Review: CBT Worksheets for Anxiety (2nd Edition) by Dr. James Manning & Dr. Nicola Ridgeway

★★★★ CBT Worksheets for Anxiety

Dr. James Manning and Dr. Nicola Ridgeway once again provide their expertise on mental health in an update to one of their first books, CBT Worksheets for Anxiety. A revised manual, this book is an all-purpose guide to “CBT,” short for “Cognitive behavioral therapy.” This is a type of psychological therapy designed to alleviate anxiety, as well as other psychological issues.

CBT employs goal-setting and incremental, step-by-step rebuilding of unhealthy thought processes and problematic thought patterns, and is currently considered one of the most effective approaches to psychotherapy. This volume focuses on what benefits this approach can have for anyone suffering any level of anxiety, and compiles that knowledge into one easy-to-read guide.

Both Dr. Manning and Dr. Ridgeway actively work in the field of psychotherapy at the West Suffolk CBT Service in England, and their expertise can be seen in each of their separate and collaborative works. The two have created several comprehensive guides together, and it’s evident from the start that the reader is in capable hands. This is no small issue, as anyone looking to put this book to use will no doubt need some assurance about the book’s authority and professionalism, which is evident throughout.
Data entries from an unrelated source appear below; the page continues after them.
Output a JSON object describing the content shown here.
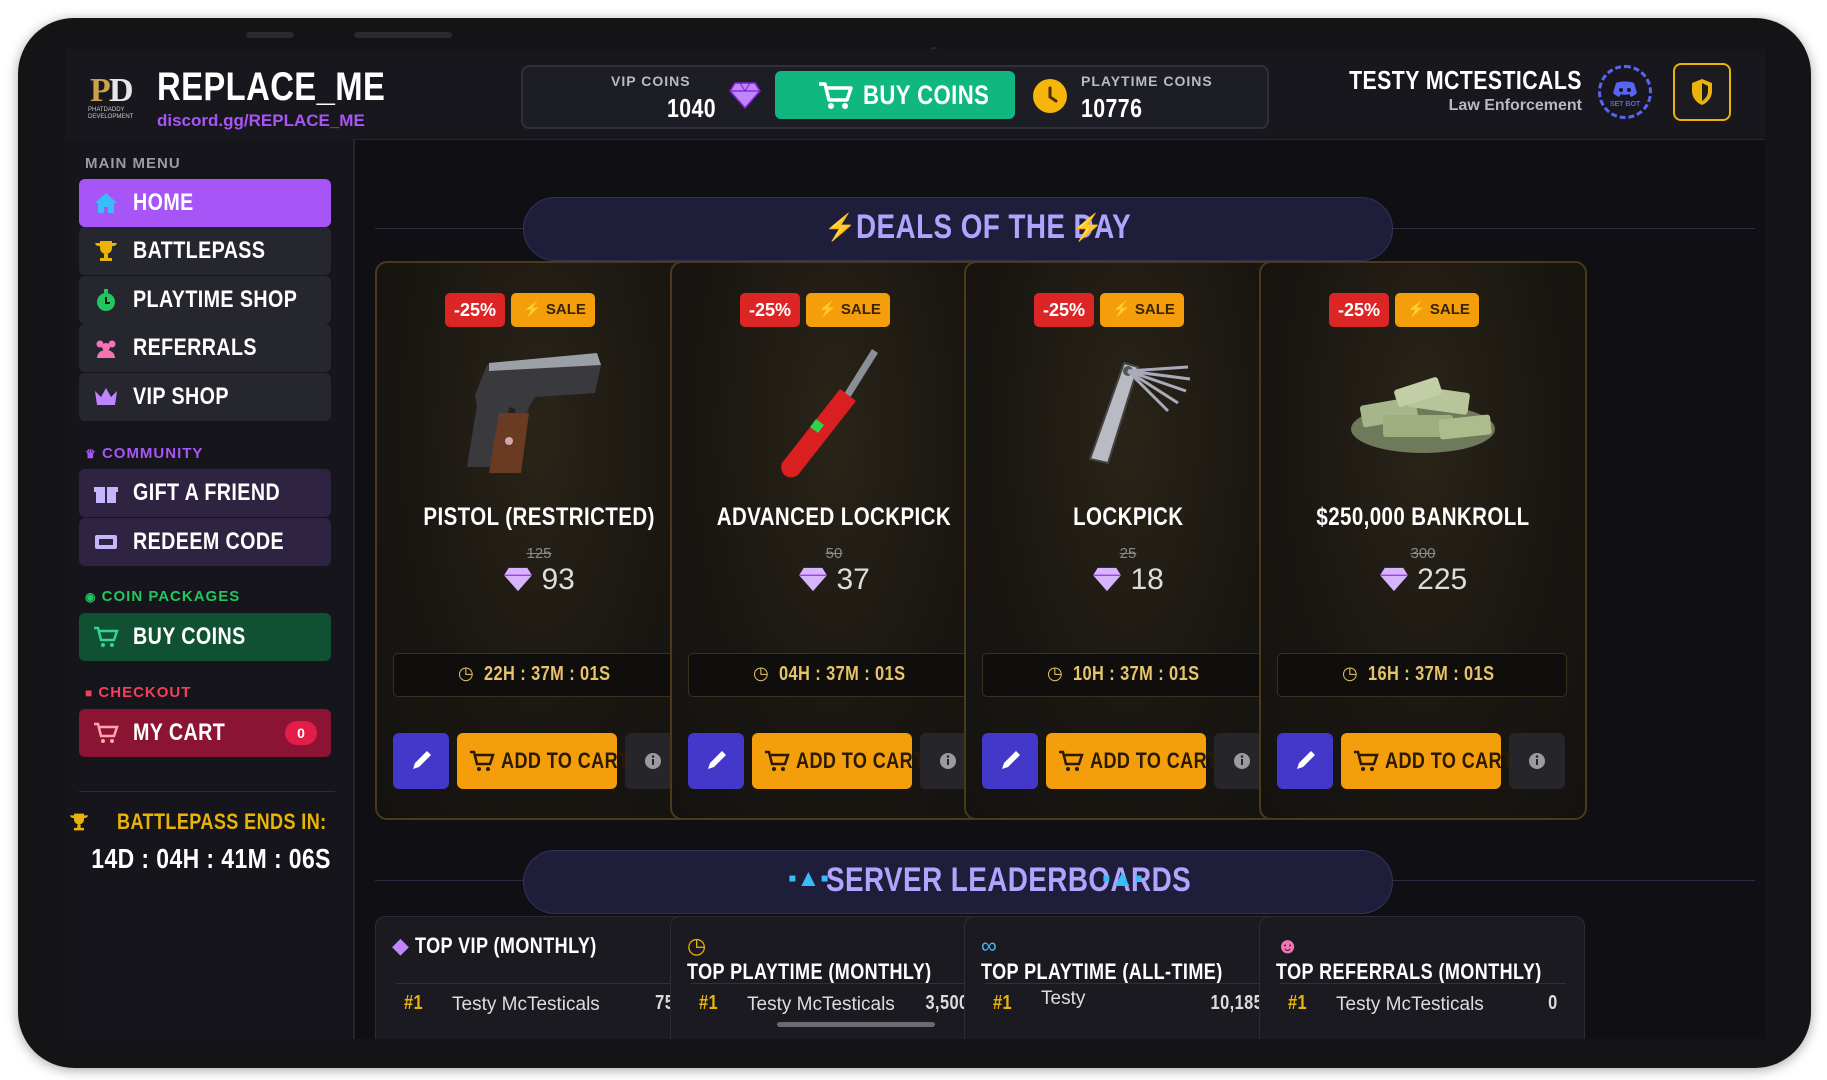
{
  "header": {
    "brand": "REPLACE_ME",
    "discord_link": "discord.gg/REPLACE_ME",
    "logo_text": "PD",
    "logo_sub": "PHATDADDY DEVELOPMENT",
    "vip_coins_label": "VIP COINS",
    "vip_coins_value": "1040",
    "buy_coins_label": "BUY COINS",
    "playtime_coins_label": "PLAYTIME COINS",
    "playtime_coins_value": "10776",
    "user_name": "TESTY MCTESTICALS",
    "user_role": "Law Enforcement",
    "discord_badge": "SET BOT",
    "colors": {
      "accent": "#a855f7",
      "buy": "#10b77f",
      "gold": "#eab308"
    }
  },
  "sidebar": {
    "main_menu_label": "MAIN MENU",
    "main_items": [
      {
        "label": "HOME",
        "icon": "home-icon"
      },
      {
        "label": "BATTLEPASS",
        "icon": "trophy-icon"
      },
      {
        "label": "PLAYTIME SHOP",
        "icon": "stopwatch-icon"
      },
      {
        "label": "REFERRALS",
        "icon": "users-icon"
      },
      {
        "label": "VIP SHOP",
        "icon": "crown-icon"
      }
    ],
    "community_label": "COMMUNITY",
    "community_items": [
      {
        "label": "GIFT A FRIEND",
        "icon": "gift-icon"
      },
      {
        "label": "REDEEM CODE",
        "icon": "ticket-icon"
      }
    ],
    "coin_packages_label": "COIN PACKAGES",
    "buy_coins_item": "BUY COINS",
    "checkout_label": "CHECKOUT",
    "my_cart_item": "MY CART",
    "cart_count": "0",
    "battlepass_ends_label": "BATTLEPASS ENDS IN:",
    "battlepass_countdown": "14D : 04H : 41M : 06S"
  },
  "deals": {
    "title": "DEALS OF THE DAY",
    "items": [
      {
        "discount": "-25%",
        "sale": "SALE",
        "name": "PISTOL (RESTRICTED)",
        "old_price": "125",
        "price": "93",
        "timer": "22H : 37M : 01S",
        "add_label": "ADD TO CART",
        "image": "pistol"
      },
      {
        "discount": "-25%",
        "sale": "SALE",
        "name": "ADVANCED LOCKPICK",
        "old_price": "50",
        "price": "37",
        "timer": "04H : 37M : 01S",
        "add_label": "ADD TO CART",
        "image": "advanced-lockpick"
      },
      {
        "discount": "-25%",
        "sale": "SALE",
        "name": "LOCKPICK",
        "old_price": "25",
        "price": "18",
        "timer": "10H : 37M : 01S",
        "add_label": "ADD TO CART",
        "image": "lockpick"
      },
      {
        "discount": "-25%",
        "sale": "SALE",
        "name": "$250,000 BANKROLL",
        "old_price": "300",
        "price": "225",
        "timer": "16H : 37M : 01S",
        "add_label": "ADD TO CART",
        "image": "money-stack"
      }
    ]
  },
  "leaderboards": {
    "title": "SERVER LEADERBOARDS",
    "boards": [
      {
        "title": "TOP VIP (MONTHLY)",
        "icon": "gem-icon",
        "rank": "#1",
        "name": "Testy McTesticals",
        "value": "75"
      },
      {
        "title": "TOP PLAYTIME (MONTHLY)",
        "icon": "clock-icon",
        "rank": "#1",
        "name": "Testy McTesticals",
        "value": "3,500"
      },
      {
        "title": "TOP PLAYTIME (ALL-TIME)",
        "icon": "infinity-icon",
        "rank": "#1",
        "name": "Testy",
        "value": "10,185"
      },
      {
        "title": "TOP REFERRALS (MONTHLY)",
        "icon": "users-icon",
        "rank": "#1",
        "name": "Testy McTesticals",
        "value": "0"
      }
    ]
  }
}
The book is put together very well, with clear explanations and guides for anyone to use, whether they are using the book for reference or truly using it for their own anxiety. This was true of the first edition, and while there are many aesthetic improvements, the changes to this version of the book may not be as sweeping as a full revision might imply. There’s a general sweep-up of editing flubs and typography, but these weren’t an overwhelming problem to begin with. However, there is clearer formatting across the board, as well as handful of old data corrections, and new tables and charts that are a lot clearer to read than the original.

Aside from these issues, the content is generally the same – which is a good thing, as the heart of the read was solid already – and while useful, this doesn’t do a whole lot to make the book worth a re-purchase if you’re the owner of the first edition. As it’s not a technical or diagnostic manual that might necessitate cutting-edge data and research, but more of a self-help book, which also doubles as a user-friendly manual for practitioners and academics, the content doesn’t necessarily need frequent updating.

That said, this second edition of CBT Worksheets for Anxiety is a definite improvement on the first, and makes an excellent, comprehensive introduction and potentially life-long guide to CBT even better, as it is more accessible and readable, and, yes, helpful, which is of course a necessity for such a self-help guide.

While CBT is an approach that works most effectively with the support of a trained professional, as is the case for most mental health assistance, this book offers a great deal for those suffering from anxiety, practitioners who treat anxiety, or to anyone interested in CBT who needs a useful introductory primer.